(Interface dataset entries)
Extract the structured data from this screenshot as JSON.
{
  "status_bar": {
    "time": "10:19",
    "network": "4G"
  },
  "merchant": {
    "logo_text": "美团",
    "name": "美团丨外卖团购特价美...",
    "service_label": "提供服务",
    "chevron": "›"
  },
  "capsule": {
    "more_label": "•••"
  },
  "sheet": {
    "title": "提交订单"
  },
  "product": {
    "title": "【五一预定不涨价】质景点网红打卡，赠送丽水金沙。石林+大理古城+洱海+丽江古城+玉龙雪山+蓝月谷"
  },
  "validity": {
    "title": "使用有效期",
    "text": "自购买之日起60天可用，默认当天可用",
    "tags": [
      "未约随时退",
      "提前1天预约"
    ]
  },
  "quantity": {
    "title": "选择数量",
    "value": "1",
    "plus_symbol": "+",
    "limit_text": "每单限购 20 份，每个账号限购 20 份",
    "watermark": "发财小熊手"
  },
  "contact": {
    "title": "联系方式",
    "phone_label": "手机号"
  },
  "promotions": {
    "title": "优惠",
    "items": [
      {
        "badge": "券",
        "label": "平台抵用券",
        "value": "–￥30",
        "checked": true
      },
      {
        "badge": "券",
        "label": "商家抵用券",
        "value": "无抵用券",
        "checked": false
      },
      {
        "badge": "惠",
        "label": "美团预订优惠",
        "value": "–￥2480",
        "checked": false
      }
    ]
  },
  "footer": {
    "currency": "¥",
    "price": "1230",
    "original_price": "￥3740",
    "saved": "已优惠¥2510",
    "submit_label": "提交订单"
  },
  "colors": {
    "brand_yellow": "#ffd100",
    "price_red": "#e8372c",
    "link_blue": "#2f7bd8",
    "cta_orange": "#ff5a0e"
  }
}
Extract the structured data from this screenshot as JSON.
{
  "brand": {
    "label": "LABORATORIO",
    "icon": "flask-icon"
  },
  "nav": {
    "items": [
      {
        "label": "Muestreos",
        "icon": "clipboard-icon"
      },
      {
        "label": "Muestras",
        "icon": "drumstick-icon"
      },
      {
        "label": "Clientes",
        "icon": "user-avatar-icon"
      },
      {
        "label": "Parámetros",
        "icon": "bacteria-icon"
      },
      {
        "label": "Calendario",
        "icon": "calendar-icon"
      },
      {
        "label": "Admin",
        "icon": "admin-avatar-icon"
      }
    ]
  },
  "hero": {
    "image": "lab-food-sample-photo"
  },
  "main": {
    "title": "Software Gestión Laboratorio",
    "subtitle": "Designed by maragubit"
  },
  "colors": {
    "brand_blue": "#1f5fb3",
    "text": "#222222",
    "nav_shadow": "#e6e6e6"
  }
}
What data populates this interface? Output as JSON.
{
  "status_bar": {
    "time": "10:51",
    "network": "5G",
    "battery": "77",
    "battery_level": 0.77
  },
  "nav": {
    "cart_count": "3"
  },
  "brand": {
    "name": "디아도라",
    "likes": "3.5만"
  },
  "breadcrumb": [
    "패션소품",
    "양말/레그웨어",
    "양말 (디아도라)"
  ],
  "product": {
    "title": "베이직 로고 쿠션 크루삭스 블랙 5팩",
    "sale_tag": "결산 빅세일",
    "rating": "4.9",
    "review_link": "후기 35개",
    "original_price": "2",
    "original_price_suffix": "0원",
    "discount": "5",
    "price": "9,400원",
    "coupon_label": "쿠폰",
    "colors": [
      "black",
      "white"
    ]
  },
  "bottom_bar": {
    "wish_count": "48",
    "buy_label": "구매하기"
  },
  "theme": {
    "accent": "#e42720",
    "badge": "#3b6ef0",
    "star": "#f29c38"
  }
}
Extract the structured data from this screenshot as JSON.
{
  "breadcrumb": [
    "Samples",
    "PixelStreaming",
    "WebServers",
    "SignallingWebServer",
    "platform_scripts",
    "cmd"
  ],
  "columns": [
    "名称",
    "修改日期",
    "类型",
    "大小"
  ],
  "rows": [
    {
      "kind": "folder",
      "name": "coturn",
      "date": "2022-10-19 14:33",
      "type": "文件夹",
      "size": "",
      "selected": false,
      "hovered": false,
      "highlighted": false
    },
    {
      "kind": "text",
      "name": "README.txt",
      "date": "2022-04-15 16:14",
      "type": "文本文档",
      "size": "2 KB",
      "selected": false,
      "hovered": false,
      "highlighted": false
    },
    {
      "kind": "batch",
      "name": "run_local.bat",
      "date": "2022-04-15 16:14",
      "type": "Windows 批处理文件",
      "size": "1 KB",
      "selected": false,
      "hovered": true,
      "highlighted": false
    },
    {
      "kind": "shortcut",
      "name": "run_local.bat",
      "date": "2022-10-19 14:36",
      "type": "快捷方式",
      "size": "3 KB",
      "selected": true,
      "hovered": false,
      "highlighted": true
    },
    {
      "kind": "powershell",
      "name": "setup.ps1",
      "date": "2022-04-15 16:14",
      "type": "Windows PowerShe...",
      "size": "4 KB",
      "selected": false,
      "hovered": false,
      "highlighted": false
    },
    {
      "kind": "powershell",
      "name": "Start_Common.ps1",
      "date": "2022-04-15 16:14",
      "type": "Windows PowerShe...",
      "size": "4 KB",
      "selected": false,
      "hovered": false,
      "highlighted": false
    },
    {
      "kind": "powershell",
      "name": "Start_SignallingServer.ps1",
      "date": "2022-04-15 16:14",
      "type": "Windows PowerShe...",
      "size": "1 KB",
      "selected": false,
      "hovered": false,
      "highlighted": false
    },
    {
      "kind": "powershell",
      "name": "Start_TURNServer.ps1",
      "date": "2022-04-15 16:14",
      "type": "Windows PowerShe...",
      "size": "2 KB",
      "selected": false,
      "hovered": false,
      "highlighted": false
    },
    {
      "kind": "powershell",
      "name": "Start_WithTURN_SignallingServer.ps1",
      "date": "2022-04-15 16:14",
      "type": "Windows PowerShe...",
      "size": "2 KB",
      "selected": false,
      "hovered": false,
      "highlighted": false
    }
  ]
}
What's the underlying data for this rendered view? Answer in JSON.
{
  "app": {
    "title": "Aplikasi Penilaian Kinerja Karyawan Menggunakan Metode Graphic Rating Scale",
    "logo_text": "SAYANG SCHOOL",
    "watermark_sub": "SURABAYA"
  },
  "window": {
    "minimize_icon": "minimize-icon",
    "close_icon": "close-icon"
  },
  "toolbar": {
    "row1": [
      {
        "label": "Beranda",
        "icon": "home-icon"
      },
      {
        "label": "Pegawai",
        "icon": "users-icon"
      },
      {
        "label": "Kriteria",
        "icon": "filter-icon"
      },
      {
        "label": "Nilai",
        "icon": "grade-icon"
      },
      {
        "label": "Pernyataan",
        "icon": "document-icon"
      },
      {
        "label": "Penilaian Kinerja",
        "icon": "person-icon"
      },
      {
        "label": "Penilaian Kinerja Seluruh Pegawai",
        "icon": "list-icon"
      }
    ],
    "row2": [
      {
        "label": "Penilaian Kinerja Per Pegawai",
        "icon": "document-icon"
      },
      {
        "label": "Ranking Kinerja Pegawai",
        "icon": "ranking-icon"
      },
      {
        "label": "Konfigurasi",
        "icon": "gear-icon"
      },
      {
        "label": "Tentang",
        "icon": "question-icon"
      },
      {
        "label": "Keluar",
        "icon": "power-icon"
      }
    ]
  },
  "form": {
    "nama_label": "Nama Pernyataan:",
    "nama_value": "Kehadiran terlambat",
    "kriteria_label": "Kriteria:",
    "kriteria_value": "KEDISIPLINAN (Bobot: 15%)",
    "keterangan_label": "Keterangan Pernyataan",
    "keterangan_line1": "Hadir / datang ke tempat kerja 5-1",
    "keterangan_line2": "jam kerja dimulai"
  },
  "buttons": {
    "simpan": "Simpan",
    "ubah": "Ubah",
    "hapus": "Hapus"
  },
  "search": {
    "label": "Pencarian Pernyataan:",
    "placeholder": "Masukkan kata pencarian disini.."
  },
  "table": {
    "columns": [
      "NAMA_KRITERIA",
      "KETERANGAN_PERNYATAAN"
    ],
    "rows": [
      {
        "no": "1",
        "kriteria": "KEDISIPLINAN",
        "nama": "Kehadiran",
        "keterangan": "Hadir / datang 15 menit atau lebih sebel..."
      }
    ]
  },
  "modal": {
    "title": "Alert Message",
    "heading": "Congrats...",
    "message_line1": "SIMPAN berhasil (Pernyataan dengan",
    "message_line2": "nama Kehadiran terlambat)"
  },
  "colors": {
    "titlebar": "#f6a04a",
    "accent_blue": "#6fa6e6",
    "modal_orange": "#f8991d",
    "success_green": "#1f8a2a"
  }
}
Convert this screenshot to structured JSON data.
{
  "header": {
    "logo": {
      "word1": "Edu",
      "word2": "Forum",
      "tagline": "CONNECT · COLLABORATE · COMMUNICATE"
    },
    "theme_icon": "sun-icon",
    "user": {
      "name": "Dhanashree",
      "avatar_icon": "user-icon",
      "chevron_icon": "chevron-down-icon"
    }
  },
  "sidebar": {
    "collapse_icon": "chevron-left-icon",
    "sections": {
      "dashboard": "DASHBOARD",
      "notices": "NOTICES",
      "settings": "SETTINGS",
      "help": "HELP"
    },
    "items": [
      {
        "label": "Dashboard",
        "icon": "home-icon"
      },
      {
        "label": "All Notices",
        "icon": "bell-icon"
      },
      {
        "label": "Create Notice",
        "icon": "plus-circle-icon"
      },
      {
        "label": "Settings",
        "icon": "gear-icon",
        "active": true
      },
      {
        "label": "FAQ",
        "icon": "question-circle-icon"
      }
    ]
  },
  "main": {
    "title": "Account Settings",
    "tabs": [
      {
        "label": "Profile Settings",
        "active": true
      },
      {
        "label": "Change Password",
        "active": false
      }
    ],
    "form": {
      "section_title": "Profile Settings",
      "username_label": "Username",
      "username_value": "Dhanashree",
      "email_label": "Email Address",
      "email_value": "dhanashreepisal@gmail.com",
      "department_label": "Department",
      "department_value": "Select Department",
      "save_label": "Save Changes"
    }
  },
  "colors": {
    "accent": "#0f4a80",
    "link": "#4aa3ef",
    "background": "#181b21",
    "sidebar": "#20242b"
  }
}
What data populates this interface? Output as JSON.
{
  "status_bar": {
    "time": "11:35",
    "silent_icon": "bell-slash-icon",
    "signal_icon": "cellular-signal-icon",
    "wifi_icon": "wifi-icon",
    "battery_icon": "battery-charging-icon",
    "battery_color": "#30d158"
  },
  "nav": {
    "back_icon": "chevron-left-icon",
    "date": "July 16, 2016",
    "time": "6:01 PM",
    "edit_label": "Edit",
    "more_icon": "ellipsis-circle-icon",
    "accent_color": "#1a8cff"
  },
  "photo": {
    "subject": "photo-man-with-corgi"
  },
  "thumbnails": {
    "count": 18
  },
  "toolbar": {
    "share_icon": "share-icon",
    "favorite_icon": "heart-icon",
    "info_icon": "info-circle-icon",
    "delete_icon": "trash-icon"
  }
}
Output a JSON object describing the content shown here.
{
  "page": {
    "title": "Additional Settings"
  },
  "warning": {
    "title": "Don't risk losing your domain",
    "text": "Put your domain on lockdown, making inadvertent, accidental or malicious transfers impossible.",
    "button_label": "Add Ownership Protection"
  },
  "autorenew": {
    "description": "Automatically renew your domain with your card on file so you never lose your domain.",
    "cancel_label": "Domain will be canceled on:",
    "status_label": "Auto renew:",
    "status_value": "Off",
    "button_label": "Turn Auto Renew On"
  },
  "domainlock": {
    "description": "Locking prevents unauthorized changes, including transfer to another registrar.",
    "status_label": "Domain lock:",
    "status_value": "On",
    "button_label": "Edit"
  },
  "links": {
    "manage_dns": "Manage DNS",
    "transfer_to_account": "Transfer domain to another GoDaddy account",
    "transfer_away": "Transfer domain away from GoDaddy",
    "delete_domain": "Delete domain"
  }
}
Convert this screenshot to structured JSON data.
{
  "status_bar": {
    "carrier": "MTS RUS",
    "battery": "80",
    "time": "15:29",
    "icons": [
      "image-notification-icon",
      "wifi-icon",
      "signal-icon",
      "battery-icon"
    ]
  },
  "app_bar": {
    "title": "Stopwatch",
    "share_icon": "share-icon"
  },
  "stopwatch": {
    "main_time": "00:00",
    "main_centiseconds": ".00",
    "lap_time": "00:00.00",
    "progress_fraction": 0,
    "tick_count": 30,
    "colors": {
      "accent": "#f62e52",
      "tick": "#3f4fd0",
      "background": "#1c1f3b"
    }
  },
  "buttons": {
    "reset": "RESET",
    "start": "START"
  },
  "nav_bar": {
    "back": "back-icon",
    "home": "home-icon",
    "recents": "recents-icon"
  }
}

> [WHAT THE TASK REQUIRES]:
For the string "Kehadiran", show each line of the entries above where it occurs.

> [SOLUTION TO THE EXERCISE]:
    "nama_value": "Kehadiran terlambat",
        "nama": "Kehadiran",
    "message_line2": "nama Kehadiran terlambat)"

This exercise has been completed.